Jun 12th, 2019
Pebble Beach Remembered
Watson’s Greatest Shot
Tom Watson, a five time major winner, had often struggled at the US Open and coming in to the 1982 event he was not in great form. The US Open was the one he really wanted and to get it he was going to have to beat arguably the best ever golfer, Jack Nicklaus. He did it and will forever be remembered for ‘the shot’ on the par three 17th of the final day.
Watson had led previous US Opens, notably the 1974 event at Winged Foot where he led going into the final round but faded to fifth with a final round 79. At Pebble Beach in 1982 he got off to a steady start with level par rounds of 72 on the Thursday and Friday. The second round was particularly astonishing as Watson only hit 5 fairways on his way to the level par round.
“I was hitting it sideways” Watson would later recall. Taking to the practice ground Watson worked out what was going wrong, too much separation on the backswing apparently. A four under par 68 in the third round took Watson up to a share of the lead with Bill Rogers on four under.
Jack Nicklaus was three shots back, on one under par, going in to the final round and was three groups ahead of the Watson, Rogers pairing. The event became a three-horse race between the three major champions.
When Nicklaus birdied the 15th he joined Watson in the lead and it seemed was on course for yet another major title. Rogers had faded and would eventually end in a tie for third, four back of the winner. Nicklaus was safely in the clubhouse on four under par as Watson, on the same mark, stood on the par three 17th tee.
The 17th had produced Jack’s famous one iron shot in the previous US Open at Pebble Beach in 1972, when his ball struck the flag and stopped inches from the hole. When Watson’s two iron went long and left of the green in to the thick rough Jack and the media thought it was his Open once again.
Watson had a half decent lie but was in thick rough and near sided to the tricky back left pin position. It seemed he would do well to get it within 10 feet when his caddy told him to “Get it close.” "Get it close?" Watson answered. "I'm gonna make it!"
A couple of minutes later, Watson had holed his chip and was doing a semi lap of honour round the green. He stood on the last tee one ahead of Jack and proceeded to birdie the last to take his one and only US Open title by two shots.
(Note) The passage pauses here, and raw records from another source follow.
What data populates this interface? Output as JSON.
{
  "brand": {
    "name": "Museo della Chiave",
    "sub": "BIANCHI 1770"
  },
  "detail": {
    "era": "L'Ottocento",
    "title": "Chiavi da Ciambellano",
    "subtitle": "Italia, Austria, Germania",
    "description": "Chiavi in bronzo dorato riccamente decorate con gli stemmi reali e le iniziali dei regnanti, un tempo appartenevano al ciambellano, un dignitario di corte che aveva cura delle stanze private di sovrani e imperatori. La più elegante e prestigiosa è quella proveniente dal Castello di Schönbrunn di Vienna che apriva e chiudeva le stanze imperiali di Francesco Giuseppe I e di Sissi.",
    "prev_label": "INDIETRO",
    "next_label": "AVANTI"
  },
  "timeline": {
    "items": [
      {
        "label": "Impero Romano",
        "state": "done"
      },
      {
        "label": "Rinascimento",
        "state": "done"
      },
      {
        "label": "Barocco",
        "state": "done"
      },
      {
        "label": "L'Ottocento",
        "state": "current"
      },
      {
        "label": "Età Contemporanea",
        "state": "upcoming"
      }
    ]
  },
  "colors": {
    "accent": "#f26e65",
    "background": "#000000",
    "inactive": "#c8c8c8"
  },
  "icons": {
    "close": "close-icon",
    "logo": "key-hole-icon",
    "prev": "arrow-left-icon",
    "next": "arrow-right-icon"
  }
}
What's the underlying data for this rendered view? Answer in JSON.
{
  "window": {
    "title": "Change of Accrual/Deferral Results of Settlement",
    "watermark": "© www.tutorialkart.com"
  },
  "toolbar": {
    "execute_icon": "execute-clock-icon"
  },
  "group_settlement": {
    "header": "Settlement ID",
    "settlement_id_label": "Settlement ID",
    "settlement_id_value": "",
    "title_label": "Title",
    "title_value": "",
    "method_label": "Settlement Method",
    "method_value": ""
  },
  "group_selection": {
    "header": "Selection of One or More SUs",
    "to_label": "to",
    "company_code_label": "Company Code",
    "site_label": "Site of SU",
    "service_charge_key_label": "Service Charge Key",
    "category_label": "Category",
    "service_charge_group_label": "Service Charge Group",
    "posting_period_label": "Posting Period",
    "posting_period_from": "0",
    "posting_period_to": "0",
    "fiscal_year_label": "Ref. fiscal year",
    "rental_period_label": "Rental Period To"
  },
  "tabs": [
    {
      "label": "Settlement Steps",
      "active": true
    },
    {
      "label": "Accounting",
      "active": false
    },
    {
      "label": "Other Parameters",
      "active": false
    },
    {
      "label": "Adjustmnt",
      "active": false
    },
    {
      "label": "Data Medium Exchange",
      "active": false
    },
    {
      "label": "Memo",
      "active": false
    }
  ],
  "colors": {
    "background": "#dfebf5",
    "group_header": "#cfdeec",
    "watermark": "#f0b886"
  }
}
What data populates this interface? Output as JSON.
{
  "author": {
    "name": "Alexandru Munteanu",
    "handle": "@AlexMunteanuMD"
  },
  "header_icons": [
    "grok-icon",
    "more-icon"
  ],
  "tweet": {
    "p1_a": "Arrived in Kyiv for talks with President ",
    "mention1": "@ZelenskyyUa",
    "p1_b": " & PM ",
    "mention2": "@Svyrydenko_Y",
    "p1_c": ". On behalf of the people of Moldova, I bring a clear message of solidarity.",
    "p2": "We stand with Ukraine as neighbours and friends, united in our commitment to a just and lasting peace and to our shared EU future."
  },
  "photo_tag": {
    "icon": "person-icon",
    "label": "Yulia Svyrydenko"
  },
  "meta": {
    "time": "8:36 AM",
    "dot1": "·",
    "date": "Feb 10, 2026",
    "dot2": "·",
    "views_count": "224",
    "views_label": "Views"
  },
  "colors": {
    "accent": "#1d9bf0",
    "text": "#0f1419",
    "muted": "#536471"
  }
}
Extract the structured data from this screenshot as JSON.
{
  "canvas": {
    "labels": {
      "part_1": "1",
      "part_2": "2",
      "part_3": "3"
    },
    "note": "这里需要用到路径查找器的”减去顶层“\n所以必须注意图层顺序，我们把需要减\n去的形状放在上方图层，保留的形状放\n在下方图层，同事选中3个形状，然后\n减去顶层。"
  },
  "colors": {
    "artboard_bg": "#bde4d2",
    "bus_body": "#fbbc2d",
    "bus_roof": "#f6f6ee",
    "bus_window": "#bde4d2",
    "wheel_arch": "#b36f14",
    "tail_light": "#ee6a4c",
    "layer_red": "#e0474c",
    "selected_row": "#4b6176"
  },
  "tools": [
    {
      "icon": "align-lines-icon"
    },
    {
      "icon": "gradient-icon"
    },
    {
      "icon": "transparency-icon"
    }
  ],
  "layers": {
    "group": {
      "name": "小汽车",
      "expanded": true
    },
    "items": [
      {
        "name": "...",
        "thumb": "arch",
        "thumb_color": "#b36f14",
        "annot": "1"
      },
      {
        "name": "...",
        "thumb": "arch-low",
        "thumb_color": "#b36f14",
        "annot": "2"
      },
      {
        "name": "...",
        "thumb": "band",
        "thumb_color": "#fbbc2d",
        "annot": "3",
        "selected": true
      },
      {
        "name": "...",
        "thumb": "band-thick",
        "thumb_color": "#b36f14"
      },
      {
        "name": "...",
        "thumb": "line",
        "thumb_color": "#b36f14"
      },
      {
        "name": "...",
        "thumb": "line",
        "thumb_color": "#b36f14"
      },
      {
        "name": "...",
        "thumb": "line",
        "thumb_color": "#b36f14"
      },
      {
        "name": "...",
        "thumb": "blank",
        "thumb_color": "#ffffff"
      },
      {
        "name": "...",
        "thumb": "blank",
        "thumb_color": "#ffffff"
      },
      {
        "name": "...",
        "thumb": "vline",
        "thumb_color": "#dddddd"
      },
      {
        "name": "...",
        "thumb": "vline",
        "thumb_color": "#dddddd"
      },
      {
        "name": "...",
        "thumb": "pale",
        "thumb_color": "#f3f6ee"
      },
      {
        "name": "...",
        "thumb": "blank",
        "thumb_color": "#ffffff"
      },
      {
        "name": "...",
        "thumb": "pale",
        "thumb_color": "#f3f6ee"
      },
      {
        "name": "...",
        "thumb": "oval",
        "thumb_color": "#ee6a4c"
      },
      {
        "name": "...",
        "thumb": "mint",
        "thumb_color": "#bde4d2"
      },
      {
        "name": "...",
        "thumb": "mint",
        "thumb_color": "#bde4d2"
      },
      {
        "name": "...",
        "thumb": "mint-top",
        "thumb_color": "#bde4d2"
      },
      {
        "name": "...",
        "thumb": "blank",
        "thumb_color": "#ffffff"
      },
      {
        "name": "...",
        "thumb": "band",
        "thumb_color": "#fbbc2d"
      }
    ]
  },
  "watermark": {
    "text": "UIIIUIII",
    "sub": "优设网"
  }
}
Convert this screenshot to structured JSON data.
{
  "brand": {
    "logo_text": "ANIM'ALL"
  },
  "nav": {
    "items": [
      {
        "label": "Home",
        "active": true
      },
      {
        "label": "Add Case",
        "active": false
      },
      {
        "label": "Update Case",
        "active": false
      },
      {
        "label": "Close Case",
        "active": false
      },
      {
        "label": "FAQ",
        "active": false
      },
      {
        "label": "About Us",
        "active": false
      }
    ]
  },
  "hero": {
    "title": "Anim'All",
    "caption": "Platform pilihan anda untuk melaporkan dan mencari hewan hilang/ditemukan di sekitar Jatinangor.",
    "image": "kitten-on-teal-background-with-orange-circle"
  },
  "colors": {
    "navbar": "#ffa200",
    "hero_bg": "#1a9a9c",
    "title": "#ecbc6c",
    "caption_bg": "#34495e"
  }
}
Although he called it a heartbreaking defeat, Nicklaus was the first to congratulate Watson as he walked off the 18th green.
- Watson also won the British Open a month later, to become the fifth player to win both Opens in the same year.
- Tom Weiskopf, an early starter on the Sunday shot a hole-in-one at the seventh hole. From Thursday through Sunday, Weiskopf played the hole in 4, 3, 2, 1.
- The total purse was for the event was $375,000, with the winner taking home $60,000.